### ABOUT THIS EXERCISE
Filter the entries below down to the lines that hold "icon".

○ ○ ○

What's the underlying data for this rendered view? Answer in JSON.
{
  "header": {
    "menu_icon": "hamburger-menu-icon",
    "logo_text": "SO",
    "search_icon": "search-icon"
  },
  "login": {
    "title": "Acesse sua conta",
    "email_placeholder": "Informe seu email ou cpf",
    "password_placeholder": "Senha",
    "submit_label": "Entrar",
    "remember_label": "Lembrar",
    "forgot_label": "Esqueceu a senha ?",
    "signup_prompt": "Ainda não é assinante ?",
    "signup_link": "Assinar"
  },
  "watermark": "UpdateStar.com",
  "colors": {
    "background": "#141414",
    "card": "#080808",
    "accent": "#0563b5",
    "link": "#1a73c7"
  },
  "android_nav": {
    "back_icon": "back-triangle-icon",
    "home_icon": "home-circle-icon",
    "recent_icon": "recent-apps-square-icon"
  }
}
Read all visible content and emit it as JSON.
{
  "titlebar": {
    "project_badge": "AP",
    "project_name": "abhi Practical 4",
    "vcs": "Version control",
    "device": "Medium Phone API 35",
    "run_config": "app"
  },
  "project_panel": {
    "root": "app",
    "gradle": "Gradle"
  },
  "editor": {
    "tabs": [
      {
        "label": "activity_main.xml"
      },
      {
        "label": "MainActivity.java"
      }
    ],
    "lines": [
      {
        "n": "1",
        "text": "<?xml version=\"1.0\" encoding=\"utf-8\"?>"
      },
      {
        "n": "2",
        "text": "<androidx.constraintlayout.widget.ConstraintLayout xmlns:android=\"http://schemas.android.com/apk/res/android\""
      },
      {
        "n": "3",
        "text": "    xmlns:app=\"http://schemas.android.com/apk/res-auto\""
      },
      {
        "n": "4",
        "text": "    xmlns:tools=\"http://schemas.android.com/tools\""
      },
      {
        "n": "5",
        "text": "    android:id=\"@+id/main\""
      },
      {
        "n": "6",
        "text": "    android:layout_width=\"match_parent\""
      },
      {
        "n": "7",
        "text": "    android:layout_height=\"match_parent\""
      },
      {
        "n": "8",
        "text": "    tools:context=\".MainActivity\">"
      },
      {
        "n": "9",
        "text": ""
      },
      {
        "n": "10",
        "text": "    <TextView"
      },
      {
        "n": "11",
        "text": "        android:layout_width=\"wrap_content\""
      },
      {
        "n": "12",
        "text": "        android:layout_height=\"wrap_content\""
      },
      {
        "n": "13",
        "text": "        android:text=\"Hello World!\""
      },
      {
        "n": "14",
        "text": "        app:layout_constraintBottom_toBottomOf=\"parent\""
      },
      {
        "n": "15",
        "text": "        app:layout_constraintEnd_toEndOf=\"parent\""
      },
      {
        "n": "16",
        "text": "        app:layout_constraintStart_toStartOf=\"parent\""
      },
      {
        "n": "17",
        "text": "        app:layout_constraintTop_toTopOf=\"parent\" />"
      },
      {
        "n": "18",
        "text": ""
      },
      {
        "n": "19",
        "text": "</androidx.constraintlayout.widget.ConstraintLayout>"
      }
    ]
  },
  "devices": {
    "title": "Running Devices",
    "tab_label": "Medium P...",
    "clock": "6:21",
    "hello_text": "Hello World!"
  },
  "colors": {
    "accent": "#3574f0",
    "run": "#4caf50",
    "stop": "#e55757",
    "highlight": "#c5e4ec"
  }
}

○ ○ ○

### FINAL ANSWER
    "menu_icon": "hamburger-menu-icon",
    "search_icon": "search-icon"
    "back_icon": "back-triangle-icon",
    "home_icon": "home-circle-icon",
    "recent_icon": "recent-apps-square-icon"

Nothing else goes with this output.